**WHAT IS EXPECTED:**
Repeat each entry verbatim.

**DATA EXCERPTS:**
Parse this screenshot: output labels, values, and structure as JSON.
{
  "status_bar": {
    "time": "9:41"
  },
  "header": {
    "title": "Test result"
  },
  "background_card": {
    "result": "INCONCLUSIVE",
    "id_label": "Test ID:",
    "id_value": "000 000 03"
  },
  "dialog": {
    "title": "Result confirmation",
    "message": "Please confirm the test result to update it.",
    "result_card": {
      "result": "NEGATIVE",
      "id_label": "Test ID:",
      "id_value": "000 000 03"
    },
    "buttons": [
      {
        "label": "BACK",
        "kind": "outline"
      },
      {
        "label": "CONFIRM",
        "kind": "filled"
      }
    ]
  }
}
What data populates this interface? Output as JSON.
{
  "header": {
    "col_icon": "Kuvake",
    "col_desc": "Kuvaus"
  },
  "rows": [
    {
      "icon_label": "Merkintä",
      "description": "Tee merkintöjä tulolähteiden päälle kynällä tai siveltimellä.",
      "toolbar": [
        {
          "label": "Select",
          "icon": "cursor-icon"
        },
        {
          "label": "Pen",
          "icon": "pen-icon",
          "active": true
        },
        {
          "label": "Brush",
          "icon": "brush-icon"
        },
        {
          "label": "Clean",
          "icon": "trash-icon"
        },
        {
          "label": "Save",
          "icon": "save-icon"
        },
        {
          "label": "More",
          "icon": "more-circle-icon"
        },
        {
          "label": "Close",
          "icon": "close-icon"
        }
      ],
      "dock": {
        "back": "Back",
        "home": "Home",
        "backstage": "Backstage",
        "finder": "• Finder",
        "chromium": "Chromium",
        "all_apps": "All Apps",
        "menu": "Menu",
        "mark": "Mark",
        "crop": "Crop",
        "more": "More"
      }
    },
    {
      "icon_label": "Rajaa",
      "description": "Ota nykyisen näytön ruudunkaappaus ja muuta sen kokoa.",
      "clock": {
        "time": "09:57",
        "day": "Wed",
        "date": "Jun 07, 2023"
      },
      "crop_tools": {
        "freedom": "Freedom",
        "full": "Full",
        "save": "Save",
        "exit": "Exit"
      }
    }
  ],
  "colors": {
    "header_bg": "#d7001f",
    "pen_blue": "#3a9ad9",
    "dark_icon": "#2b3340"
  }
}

**WRITTEN ANSWER:**
Parse this screenshot: output labels, values, and structure as JSON.
{
  "status_bar": {
    "time": "9:41"
  },
  "header": {
    "title": "Test result"
  },
  "background_card": {
    "result": "INCONCLUSIVE",
    "id_label": "Test ID:",
    "id_value": "000 000 03"
  },
  "dialog": {
    "title": "Result confirmation",
    "message": "Please confirm the test result to update it.",
    "result_card": {
      "result": "NEGATIVE",
      "id_label": "Test ID:",
      "id_value": "000 000 03"
    },
    "buttons": [
      {
        "label": "BACK",
        "kind": "outline"
      },
      {
        "label": "CONFIRM",
        "kind": "filled"
      }
    ]
  }
}
What data populates this interface? Output as JSON.
{
  "header": {
    "col_icon": "Kuvake",
    "col_desc": "Kuvaus"
  },
  "rows": [
    {
      "icon_label": "Merkintä",
      "description": "Tee merkintöjä tulolähteiden päälle kynällä tai siveltimellä.",
      "toolbar": [
        {
          "label": "Select",
          "icon": "cursor-icon"
        },
        {
          "label": "Pen",
          "icon": "pen-icon",
          "active": true
        },
        {
          "label": "Brush",
          "icon": "brush-icon"
        },
        {
          "label": "Clean",
          "icon": "trash-icon"
        },
        {
          "label": "Save",
          "icon": "save-icon"
        },
        {
          "label": "More",
          "icon": "more-circle-icon"
        },
        {
          "label": "Close",
          "icon": "close-icon"
        }
      ],
      "dock": {
        "back": "Back",
        "home": "Home",
        "backstage": "Backstage",
        "finder": "• Finder",
        "chromium": "Chromium",
        "all_apps": "All Apps",
        "menu": "Menu",
        "mark": "Mark",
        "crop": "Crop",
        "more": "More"
      }
    },
    {
      "icon_label": "Rajaa",
      "description": "Ota nykyisen näytön ruudunkaappaus ja muuta sen kokoa.",
      "clock": {
        "time": "09:57",
        "day": "Wed",
        "date": "Jun 07, 2023"
      },
      "crop_tools": {
        "freedom": "Freedom",
        "full": "Full",
        "save": "Save",
        "exit": "Exit"
      }
    }
  ],
  "colors": {
    "header_bg": "#d7001f",
    "pen_blue": "#3a9ad9",
    "dark_icon": "#2b3340"
  }
}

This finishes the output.